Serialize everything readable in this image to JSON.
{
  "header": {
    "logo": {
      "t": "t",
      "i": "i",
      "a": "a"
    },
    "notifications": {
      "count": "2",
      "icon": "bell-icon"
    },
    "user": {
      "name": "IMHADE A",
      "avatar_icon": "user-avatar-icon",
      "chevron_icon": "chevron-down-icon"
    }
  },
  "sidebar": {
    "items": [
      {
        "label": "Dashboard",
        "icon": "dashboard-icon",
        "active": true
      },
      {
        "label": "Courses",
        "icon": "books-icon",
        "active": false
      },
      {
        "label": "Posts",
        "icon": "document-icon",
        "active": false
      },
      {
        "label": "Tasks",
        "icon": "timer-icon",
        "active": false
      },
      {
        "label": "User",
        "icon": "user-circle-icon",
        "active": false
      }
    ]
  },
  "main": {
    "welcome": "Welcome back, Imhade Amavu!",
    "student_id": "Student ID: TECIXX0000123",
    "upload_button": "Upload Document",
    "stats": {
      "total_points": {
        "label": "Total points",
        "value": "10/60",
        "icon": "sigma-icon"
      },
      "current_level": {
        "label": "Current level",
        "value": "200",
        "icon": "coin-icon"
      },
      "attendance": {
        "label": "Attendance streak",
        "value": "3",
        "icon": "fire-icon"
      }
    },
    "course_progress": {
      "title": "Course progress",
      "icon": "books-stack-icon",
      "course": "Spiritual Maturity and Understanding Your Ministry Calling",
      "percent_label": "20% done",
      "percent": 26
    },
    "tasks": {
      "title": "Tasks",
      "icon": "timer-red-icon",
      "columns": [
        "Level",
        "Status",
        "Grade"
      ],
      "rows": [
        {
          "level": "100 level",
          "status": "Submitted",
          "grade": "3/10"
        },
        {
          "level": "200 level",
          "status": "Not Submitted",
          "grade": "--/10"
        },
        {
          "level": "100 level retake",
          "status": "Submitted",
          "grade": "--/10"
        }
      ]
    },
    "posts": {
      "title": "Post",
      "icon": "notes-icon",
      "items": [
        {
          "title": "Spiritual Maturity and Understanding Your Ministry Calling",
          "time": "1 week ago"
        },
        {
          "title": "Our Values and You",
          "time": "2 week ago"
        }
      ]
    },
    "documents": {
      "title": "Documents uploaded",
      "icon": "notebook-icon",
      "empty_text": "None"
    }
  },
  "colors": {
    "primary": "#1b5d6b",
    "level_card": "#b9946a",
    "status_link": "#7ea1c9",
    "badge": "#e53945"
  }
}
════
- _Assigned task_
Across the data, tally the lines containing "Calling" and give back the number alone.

- _Task answer_
2